Skip Navigation LinksSkip Navigation Links
Centers for Disease Control and Prevention
Safer Healthier People
Blue White
Blue White
bottom curve
CDC Home Search Health Topics A-Z spacer spacer
spacer
Blue curve MMWR spacer
spacer
spacer


The content, links, and pdfs are no longer maintained and might be outdated.

  • The content on this page is being archived for historic and reference purposes only.
  • For current, updated information see the MMWR website.

QuickStats: Age-Adjusted Death Rates Per 100,000 Population* for the Three Leading Causes of Injury Death --- United States, 1979--2006

The figure shows age-adjusted death rates per 100,000 population for the three leading causes of injury deaths from 1976 through 2006 in the United States. Motor-vehicle traffic, poisoning, and firearms were the three leading causes of injury deaths in the United States in 2006. Age-adjusted death rates for motor-vehicle traffic-related deaths and deaths from firearms decreased from 1979 to 2006, whereas the rate for poisoning more than doubled during the same period. From 2005 to 2006, the age-adjusted poisoning death rate increased 13%, whereas motor-vehicle traffic and firearm death rates remained unchanged.

* Age-adjusted to the 2000 U.S. standard population.

Injuries are from all manners, including unintentional, suicide, homicide, undetermined intent, legal intervention, and operations of war. Poisoning deaths include those resulting from drug overdose, those resulting from other misuse of drugs, and those associated with solid or liquid biologic substances, gases or vapors, or other substances such as pesticides or unspecified chemicals.

§ In 1999, International Classification of Diseases, 10th Revision (ICD-10) replaced the previous revision of the ICD (ICD-9). This resulted in approximately 5% fewer deaths being classified as motor-vehicle traffic--related deaths and 2% more deaths being classified as poisoning-related deaths. Therefore, death rates for 1998 and earlier are not directly comparable with those computed after 1998. Little change was observed in the classification of firearm-related deaths from ICD-9 to ICD-10.

Motor-vehicle traffic, poisoning, and firearms were the three leading causes of injury deaths in the United States in 2006. Age-adjusted death rates for motor-vehicle traffic--related deaths and deaths from firearms decreased from 1979 to 2006, whereas the rate for poisoning more than doubled during the same period.
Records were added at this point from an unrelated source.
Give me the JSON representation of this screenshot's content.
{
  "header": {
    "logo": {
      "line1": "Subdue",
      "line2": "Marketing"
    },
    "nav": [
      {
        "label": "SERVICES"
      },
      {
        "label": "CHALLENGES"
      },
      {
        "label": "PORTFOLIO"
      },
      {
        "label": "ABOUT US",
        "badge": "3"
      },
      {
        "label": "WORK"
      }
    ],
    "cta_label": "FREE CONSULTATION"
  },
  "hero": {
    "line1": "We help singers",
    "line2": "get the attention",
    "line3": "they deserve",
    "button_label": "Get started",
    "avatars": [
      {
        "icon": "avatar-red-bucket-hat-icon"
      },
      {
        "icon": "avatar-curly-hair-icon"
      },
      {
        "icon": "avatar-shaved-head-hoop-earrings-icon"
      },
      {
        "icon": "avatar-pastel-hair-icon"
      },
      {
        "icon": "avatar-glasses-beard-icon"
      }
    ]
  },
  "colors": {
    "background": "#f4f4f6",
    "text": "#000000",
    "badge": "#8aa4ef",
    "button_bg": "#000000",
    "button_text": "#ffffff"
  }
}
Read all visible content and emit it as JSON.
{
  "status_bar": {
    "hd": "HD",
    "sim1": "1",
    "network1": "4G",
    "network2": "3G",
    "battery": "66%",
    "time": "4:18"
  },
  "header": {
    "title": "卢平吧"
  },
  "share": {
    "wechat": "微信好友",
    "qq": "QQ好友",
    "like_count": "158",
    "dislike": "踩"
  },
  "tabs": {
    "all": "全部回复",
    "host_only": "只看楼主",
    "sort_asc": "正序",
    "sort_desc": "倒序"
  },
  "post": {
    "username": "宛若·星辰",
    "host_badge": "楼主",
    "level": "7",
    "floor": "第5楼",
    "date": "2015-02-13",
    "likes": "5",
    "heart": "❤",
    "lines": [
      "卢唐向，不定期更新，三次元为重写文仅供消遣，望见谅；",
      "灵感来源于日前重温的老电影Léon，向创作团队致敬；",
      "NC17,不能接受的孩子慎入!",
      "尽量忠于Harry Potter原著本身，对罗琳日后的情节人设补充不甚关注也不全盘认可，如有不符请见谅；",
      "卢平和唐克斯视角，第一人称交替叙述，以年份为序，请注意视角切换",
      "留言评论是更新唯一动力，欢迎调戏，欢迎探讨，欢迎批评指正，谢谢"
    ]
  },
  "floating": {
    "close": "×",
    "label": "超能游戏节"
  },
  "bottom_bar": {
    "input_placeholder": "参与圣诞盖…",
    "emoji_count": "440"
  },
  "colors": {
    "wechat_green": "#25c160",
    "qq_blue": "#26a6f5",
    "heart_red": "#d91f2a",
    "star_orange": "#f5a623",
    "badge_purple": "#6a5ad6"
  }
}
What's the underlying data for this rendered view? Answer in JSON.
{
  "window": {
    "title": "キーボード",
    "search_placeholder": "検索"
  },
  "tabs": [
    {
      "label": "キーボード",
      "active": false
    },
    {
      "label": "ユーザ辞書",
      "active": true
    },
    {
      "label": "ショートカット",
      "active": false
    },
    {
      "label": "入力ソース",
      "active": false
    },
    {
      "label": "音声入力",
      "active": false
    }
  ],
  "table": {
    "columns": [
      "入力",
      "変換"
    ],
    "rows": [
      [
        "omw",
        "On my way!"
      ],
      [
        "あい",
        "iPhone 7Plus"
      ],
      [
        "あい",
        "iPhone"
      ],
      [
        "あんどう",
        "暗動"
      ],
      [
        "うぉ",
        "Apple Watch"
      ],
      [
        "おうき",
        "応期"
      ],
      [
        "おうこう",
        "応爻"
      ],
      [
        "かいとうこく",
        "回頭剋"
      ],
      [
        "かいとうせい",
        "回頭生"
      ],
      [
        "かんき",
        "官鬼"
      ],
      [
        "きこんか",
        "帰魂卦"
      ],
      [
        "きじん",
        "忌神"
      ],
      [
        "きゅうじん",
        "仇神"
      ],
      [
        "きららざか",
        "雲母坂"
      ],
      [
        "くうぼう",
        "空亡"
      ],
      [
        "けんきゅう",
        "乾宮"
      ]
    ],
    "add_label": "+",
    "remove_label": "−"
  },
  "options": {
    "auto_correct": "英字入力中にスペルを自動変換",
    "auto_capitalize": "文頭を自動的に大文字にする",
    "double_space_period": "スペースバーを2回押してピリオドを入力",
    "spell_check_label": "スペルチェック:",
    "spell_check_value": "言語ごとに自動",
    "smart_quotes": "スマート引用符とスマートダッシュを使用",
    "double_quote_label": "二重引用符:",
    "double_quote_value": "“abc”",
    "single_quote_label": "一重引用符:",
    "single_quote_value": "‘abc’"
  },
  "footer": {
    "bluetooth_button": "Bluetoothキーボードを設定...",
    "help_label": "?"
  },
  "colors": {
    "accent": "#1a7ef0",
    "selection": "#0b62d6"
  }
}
From 2005 to 2006, the age-adjusted poisoning death rate increased 13%, whereas motor-vehicle traffic and firearm death rates remained unchanged.

SOURCES: National Vital Statistics System, mortality data, available at http://www.cdc.gov/nchs/deaths.htm (for 2006 rates); and CDC WONDER, compressed mortality file, underlying cause-of-death, available at http://wonder.cdc.gov/mortsql.html (for 1979--2005 rates).

Alternative Text: The figure above shows age-adjusted death rates per 100,000 population for the three leading causes of injury deaths from 1976 through 2006 in the United States. Motor-vehicle traffic, poisoning, and firearms were the three leading causes of injury deaths in the United States in 2006. Age-adjusted death rates for motor-vehicle traffic-related deaths and deaths from firearms decreased from 1979 to 2006, whereas the rate for poisoning more than doubled during the same period. From 2005 to 2006, the age-adjusted poisoning death rate increased 13%, whereas motor-vehicle traffic and firearm death rates remained unchanged.

Use of trade names and commercial sources is for identification only and does not imply endorsement by the U.S. Department of Health and Human Services.


References to non-CDC sites on the Internet are provided as a service to MMWR readers and do not constitute or imply endorsement of these organizations or their programs by CDC or the U.S. Department of Health and Human Services. CDC is not responsible for the content of pages found at these sites. URL addresses listed in MMWR were current as of the date of publication.

All MMWR HTML versions of articles are electronic conversions from typeset documents. This conversion might result in character translation or format errors in the HTML version. Users are referred to the electronic PDF version (http://www.cdc.gov/mmwr) and/or the original MMWR paper copy for printable versions of official text, figures, and tables. An original paper copy of this issue can be obtained from the Superintendent of Documents, U.S. Government Printing Office (GPO), Washington, DC 20402-9371; telephone: (202) 512-1800. Contact GPO for current prices.

**Questions or messages regarding errors in formatting should be addressed to mmwrq@cdc.gov.

Date last reviewed: 6/25/2009

HOME  |  ABOUT MMWR  |  MMWR SEARCH  |  DOWNLOADS  |  RSSCONTACT
POLICY  |  DISCLAIMER  |  ACCESSIBILITY

Safer, Healthier People

Morbidity and Mortality Weekly Report
Centers for Disease Control and Prevention
1600 Clifton Rd, MailStop E-90, Atlanta, GA 30333, U.S.A

USA.GovDHHS

Department of Health
and Human Services